Standard Talk (15 mins) Australian Society for Fish Biology Conference 2022

Fine-scale spatial data to validate behavioural traits of iconic reef fishes (#65)

Robert Streit 1 2 3 , David Bellwood 1 2 3
  1. James Cook University, Townsville, QLD, Australia
  2. ARC Centre of Excellence for Coral Reef Studies, Townsville, QLD, Australia
  3. Research Hub for Coral Reef Ecosystem Functions, Townsville

If we want to understand or predict future ecosystem composition, it is important to validate whether well-known traits of animals remain ecologically relevant. Highly specialised species, for example, may die or be forced to relocate, as habitats change. But what about more nuanced shifts or adjustments to new circumstances? Obligate coral-dwelling damselfishes on coral reefs are known to depend on live branching coral to survive. However, in recent studies, they were observed to survive the localized extinction of their primary habitat following coral bleaching. To address this apparent paradox in the trait of coral dependence, we documented the fine-scale spatial behaviour of obligate coral-dwellers in relation to habitat quality. We found very little effect of habitat quality on space use. Thus, obligate coral-dwelling fishes may prefer branching live coral, but their ‘obligate’ dependence may be more flexible and context dependent. As ecosystems reconfigure, plasticity in behavioural traits may be critical for the persistence of fish populations. Likewise, plasticity may be required of us – attempting to quantify ecology using traits.
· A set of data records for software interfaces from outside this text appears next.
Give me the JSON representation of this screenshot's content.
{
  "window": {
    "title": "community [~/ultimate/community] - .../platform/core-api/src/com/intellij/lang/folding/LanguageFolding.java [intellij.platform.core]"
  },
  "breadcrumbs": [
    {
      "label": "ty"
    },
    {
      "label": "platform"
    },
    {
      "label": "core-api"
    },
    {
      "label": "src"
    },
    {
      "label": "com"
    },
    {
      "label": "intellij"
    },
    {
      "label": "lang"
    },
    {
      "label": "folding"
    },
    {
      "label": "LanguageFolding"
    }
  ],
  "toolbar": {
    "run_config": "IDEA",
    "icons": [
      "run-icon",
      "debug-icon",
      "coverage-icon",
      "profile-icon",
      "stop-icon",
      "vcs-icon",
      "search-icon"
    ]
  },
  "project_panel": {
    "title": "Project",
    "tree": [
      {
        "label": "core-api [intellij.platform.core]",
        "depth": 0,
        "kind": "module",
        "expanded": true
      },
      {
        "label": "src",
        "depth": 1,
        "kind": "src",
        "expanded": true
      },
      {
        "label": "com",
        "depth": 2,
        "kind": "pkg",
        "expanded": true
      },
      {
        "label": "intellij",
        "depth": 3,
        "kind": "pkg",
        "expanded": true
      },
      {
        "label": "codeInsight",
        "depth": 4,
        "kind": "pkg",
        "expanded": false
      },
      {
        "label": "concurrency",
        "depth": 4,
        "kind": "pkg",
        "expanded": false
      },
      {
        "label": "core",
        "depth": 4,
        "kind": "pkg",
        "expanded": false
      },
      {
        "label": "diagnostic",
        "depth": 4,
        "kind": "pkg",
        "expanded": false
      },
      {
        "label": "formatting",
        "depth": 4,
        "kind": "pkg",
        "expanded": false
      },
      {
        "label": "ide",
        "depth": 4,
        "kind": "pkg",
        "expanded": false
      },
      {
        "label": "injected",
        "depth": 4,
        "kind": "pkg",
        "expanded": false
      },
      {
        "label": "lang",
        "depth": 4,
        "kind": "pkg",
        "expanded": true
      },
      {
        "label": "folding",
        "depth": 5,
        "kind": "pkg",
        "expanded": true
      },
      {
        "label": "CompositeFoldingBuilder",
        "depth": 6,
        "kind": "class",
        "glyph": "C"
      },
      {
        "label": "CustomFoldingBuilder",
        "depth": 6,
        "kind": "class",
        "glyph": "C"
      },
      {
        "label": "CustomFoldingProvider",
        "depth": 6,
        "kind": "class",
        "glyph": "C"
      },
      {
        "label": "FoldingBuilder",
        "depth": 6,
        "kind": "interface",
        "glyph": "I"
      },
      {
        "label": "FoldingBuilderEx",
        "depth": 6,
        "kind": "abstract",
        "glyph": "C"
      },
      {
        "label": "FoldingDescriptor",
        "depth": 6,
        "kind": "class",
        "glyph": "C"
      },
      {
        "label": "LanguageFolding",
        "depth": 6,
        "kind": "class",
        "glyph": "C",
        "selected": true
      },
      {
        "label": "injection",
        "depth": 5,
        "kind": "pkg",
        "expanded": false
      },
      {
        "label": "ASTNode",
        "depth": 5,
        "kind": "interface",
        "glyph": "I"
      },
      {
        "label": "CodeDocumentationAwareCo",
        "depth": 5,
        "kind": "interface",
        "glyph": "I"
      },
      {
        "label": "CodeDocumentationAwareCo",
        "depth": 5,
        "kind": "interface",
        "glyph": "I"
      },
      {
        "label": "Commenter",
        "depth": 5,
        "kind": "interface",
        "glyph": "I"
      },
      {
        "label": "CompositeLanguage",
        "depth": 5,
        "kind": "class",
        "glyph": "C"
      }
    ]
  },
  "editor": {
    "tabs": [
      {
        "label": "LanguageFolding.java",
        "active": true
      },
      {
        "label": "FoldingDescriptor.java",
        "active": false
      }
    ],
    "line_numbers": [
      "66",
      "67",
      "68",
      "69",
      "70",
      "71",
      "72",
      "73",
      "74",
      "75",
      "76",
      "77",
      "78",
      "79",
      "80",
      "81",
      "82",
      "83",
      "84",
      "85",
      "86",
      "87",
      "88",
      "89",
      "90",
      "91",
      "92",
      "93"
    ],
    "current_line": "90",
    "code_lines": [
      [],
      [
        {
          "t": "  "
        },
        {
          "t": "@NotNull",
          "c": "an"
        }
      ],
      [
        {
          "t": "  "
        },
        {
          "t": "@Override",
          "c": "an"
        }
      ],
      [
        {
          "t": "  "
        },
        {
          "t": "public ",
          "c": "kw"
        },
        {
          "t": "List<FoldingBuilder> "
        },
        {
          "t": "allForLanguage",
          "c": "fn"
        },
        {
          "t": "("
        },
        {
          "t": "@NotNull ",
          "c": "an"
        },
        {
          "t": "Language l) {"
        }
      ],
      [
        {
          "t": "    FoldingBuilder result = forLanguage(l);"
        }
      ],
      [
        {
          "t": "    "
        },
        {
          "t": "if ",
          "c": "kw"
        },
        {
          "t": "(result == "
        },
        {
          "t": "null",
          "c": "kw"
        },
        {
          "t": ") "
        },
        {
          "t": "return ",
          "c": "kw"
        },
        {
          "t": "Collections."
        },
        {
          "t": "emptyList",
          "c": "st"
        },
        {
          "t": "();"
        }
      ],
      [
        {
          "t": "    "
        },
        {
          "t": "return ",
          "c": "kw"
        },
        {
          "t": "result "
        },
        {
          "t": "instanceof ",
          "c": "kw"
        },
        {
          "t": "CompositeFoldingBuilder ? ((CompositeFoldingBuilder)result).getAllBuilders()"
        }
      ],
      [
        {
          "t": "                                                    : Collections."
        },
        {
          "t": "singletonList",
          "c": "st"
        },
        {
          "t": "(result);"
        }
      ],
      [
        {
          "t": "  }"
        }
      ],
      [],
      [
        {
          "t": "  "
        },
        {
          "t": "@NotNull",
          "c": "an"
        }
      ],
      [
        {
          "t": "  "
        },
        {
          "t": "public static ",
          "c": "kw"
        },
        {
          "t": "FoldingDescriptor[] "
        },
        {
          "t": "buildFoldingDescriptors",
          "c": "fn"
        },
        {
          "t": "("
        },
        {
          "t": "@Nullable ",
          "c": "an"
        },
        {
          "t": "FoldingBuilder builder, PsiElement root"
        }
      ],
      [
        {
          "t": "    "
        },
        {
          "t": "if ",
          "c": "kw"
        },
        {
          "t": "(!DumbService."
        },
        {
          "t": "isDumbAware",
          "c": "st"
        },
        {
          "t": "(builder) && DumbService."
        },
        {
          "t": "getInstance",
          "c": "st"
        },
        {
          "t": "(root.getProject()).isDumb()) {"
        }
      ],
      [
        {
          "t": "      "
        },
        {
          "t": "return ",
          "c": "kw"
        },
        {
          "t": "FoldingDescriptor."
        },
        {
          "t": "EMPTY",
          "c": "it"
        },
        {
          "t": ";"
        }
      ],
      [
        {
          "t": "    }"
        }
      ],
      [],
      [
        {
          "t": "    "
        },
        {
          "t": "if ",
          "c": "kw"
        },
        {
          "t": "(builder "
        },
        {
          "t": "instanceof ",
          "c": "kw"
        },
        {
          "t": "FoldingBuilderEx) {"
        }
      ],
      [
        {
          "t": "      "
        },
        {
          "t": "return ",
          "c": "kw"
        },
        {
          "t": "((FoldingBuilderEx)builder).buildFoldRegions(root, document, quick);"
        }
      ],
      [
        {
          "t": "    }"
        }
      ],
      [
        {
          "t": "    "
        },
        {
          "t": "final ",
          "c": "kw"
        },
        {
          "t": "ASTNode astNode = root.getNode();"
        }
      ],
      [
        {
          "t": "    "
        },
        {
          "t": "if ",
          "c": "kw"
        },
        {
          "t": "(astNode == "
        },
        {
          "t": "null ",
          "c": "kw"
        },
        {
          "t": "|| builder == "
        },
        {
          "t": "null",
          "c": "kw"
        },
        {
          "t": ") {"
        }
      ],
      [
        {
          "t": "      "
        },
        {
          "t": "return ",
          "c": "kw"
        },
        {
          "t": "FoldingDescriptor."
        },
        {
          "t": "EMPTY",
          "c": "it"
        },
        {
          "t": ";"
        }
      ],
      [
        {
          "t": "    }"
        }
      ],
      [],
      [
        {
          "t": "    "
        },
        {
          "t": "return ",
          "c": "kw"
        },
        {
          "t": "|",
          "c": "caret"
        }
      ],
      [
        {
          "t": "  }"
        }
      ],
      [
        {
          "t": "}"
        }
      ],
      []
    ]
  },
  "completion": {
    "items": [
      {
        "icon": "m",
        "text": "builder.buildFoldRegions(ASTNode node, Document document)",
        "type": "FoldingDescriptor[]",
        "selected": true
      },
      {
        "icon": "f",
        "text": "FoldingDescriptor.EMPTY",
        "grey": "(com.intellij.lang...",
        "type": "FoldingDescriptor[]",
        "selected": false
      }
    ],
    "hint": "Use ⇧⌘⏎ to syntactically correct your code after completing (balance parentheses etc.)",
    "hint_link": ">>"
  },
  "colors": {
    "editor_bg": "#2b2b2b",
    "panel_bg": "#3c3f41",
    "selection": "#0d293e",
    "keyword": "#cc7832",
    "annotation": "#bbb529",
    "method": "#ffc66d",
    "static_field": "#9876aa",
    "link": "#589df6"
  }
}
Rather than relying on pre-existing measurements and retrofitting ecological relevance to them, the key may be to invert the process, i.e. to identify context-specific ecological processes first and then identify traits as quantifiable proxies.